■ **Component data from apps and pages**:

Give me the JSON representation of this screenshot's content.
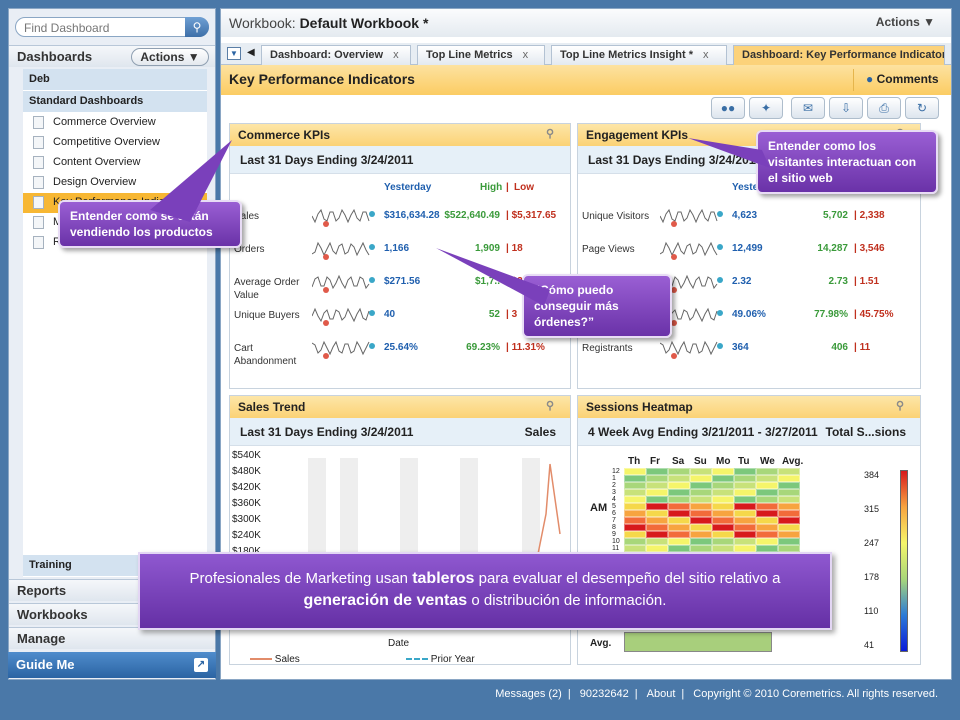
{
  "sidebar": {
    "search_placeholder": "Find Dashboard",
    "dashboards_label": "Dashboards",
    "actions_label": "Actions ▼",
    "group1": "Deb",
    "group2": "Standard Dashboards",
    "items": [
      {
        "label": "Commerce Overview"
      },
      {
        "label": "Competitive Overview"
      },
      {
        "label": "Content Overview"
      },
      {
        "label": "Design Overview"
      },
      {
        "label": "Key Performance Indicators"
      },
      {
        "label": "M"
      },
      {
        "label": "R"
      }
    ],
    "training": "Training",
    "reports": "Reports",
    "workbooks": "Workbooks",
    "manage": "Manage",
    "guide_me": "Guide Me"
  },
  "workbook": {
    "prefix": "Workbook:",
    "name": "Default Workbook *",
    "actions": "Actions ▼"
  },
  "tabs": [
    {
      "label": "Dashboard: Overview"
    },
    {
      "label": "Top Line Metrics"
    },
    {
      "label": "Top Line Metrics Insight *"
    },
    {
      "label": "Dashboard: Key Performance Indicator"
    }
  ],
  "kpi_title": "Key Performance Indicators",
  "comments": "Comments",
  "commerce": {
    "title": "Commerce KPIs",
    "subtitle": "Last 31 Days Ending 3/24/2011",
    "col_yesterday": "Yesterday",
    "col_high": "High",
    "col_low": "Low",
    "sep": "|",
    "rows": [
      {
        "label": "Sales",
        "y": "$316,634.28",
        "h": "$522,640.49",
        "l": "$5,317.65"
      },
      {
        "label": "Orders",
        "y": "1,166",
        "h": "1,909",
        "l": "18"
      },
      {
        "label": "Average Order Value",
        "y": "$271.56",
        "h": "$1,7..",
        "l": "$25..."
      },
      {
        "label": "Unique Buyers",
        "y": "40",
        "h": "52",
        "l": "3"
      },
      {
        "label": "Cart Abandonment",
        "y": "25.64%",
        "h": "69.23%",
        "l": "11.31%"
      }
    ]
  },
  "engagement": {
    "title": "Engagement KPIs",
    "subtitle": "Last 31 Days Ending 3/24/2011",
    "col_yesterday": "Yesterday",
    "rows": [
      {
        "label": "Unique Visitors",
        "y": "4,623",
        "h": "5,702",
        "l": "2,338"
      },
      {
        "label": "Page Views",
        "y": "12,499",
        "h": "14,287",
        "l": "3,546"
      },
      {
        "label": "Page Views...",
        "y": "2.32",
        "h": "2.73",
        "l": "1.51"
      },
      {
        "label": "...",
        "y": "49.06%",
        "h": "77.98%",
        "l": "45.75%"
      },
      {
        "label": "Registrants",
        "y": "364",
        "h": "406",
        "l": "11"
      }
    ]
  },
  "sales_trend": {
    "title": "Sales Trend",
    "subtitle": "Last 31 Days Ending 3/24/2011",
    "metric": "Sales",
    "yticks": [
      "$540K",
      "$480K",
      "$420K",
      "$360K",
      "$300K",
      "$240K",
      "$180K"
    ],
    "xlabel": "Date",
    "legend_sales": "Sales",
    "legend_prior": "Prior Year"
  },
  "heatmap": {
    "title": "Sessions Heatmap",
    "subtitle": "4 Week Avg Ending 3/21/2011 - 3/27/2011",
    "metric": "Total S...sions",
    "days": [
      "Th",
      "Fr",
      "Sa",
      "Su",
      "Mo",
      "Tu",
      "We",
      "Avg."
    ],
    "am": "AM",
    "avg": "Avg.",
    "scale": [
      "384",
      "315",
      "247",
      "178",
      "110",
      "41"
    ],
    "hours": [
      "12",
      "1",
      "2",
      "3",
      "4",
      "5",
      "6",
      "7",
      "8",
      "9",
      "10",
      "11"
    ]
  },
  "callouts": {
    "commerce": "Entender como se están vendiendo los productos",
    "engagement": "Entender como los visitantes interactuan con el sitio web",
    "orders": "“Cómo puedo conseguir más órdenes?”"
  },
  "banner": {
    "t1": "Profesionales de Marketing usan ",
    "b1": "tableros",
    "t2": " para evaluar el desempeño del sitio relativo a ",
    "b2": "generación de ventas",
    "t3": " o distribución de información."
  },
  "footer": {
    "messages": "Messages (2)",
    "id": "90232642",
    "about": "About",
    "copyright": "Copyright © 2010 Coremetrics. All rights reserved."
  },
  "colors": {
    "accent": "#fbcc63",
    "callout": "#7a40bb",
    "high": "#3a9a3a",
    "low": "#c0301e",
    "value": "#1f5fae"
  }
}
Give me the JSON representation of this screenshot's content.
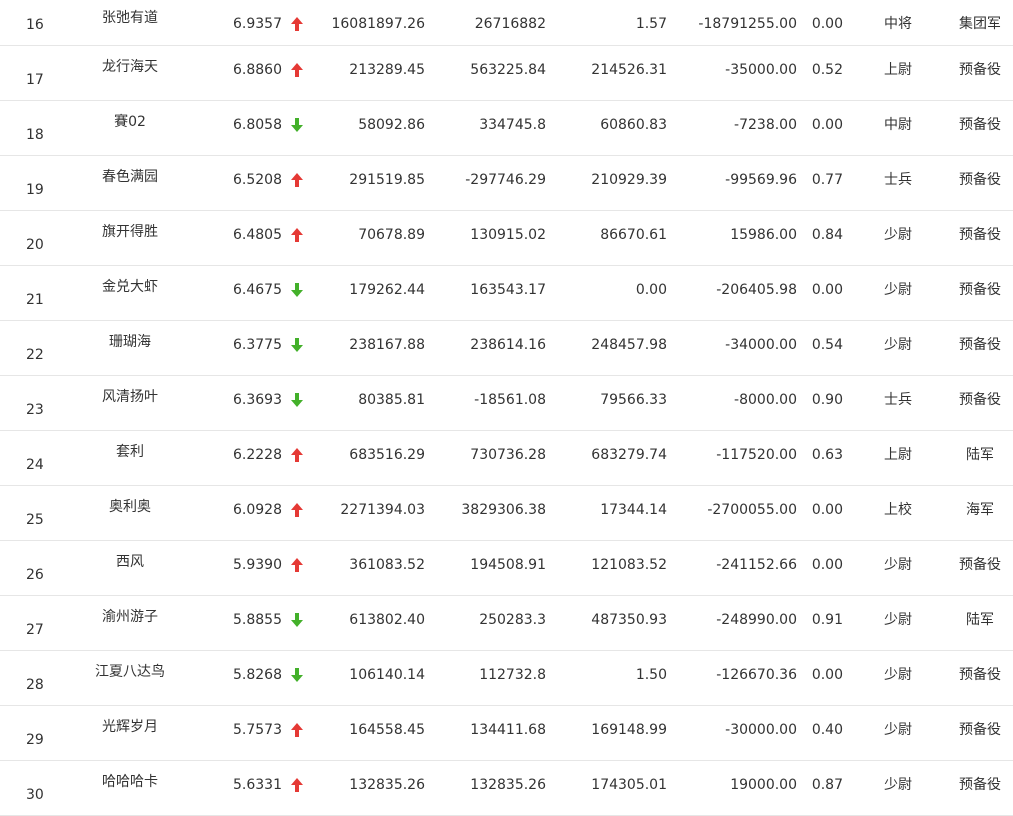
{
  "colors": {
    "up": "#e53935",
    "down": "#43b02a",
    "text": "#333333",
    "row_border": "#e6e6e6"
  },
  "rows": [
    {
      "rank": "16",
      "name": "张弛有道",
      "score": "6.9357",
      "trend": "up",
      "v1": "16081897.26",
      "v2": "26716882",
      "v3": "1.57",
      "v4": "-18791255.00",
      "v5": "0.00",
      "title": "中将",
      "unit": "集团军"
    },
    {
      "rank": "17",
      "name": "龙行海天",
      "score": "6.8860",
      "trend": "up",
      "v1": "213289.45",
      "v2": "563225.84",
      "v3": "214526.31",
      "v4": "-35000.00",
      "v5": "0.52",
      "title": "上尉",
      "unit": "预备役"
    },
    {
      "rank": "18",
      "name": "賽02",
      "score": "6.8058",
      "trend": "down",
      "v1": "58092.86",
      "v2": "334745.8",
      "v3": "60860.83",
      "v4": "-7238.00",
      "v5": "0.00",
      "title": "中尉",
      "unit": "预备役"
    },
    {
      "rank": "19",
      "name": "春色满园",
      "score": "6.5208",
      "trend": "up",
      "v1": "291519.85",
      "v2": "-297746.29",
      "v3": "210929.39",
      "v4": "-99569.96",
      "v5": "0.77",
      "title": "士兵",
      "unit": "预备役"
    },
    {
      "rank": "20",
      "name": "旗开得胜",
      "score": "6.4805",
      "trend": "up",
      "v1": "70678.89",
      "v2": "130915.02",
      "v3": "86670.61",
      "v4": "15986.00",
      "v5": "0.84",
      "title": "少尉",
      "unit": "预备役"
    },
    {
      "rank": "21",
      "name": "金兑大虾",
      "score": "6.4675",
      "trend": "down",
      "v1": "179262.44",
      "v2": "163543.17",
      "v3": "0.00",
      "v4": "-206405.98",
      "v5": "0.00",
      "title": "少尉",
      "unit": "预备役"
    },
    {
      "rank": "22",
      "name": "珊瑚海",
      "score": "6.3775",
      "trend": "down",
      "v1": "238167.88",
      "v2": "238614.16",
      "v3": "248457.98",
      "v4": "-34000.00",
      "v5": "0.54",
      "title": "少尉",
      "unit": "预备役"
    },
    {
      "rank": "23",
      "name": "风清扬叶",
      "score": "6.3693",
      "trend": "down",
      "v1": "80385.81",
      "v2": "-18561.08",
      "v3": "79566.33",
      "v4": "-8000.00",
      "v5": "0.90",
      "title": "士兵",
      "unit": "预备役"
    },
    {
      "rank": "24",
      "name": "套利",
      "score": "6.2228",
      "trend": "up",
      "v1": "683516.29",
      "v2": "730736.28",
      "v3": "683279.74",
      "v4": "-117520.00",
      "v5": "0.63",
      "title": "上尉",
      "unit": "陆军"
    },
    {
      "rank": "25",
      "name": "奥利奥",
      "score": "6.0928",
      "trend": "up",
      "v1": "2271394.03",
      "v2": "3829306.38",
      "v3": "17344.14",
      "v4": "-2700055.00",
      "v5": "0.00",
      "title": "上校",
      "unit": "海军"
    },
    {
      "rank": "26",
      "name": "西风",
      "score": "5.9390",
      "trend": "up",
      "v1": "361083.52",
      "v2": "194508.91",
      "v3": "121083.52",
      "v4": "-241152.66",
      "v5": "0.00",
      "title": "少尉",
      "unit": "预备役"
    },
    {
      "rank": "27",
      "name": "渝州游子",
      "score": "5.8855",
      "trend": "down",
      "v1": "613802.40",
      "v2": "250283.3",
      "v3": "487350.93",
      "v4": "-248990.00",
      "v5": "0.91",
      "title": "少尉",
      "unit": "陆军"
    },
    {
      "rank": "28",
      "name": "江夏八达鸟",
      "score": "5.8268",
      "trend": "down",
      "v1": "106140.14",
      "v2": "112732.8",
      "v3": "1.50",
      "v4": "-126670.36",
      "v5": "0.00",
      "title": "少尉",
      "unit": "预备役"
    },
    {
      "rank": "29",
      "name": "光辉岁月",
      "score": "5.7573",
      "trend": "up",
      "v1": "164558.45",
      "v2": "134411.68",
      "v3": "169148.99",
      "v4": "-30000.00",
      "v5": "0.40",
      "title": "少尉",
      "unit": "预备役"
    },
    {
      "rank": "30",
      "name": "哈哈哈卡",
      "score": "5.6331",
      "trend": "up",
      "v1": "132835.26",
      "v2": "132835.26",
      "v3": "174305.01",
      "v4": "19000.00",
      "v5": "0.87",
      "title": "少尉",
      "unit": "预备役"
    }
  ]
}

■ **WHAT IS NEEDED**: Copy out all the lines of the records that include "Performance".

■ **WRITTEN ANSWER**:
        "label": "Key Performance Indicators"
      "label": "Dashboard: Key Performance Indicator"
  "kpi_title": "Key Performance Indicators",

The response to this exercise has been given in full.